**Exercise instructions:** Could the data below be retyped exactly, without its pictures?
++++ Data provided
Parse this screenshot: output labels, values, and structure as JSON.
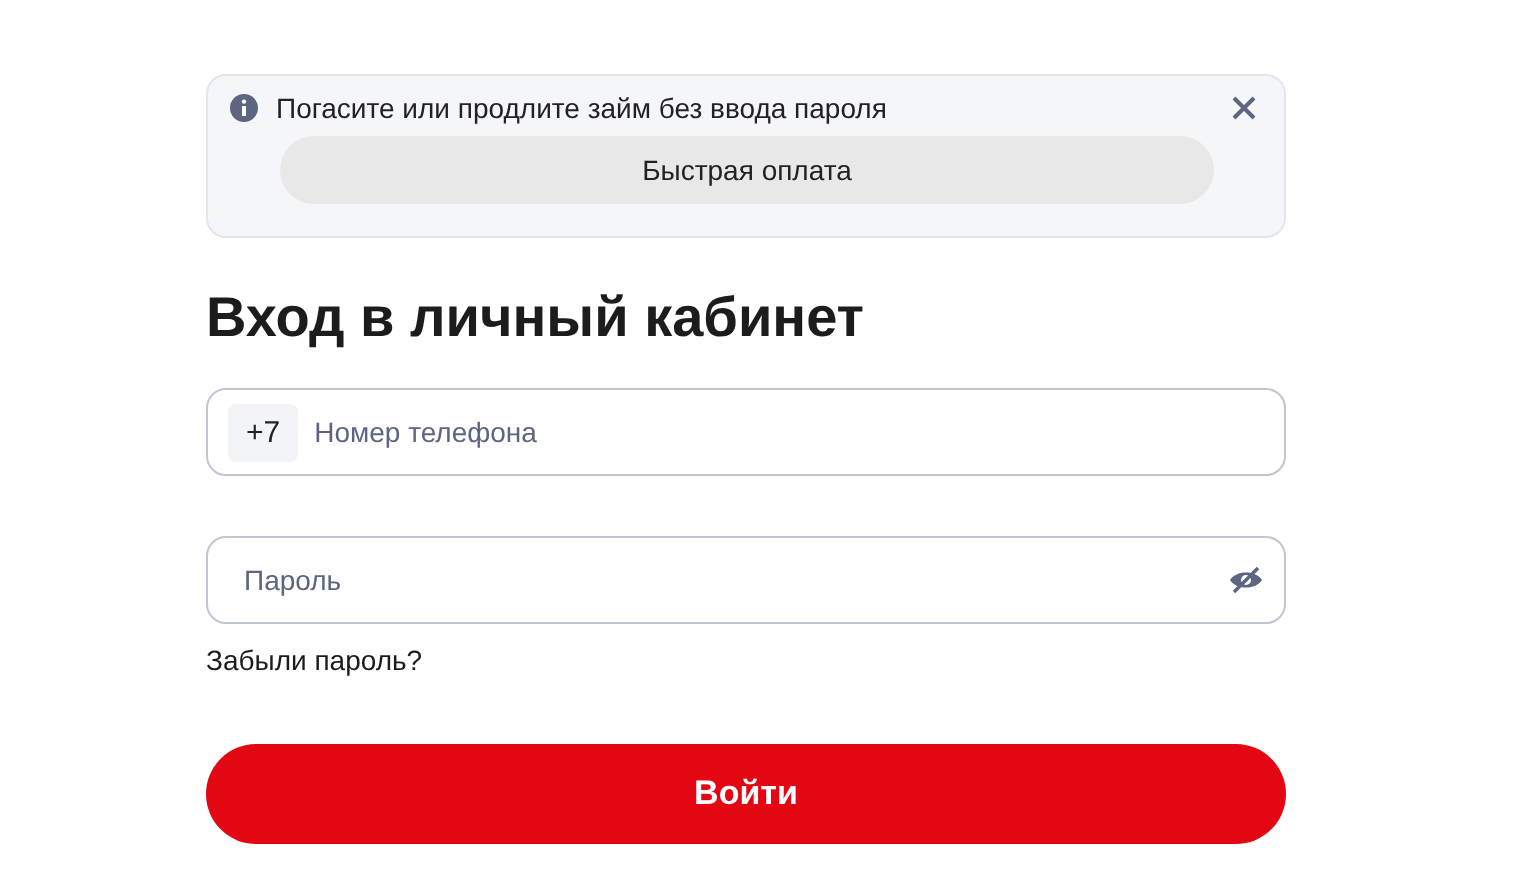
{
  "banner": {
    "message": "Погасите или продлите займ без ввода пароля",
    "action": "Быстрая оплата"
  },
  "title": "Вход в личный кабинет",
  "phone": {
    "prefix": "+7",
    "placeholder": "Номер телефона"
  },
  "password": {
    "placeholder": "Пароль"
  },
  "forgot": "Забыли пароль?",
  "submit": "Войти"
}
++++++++
**Answer to this problem:**
Parse this screenshot: output labels, values, and structure as JSON.
{
  "banner": {
    "message": "Погасите или продлите займ без ввода пароля",
    "action": "Быстрая оплата"
  },
  "title": "Вход в личный кабинет",
  "phone": {
    "prefix": "+7",
    "placeholder": "Номер телефона"
  },
  "password": {
    "placeholder": "Пароль"
  },
  "forgot": "Забыли пароль?",
  "submit": "Войти"
}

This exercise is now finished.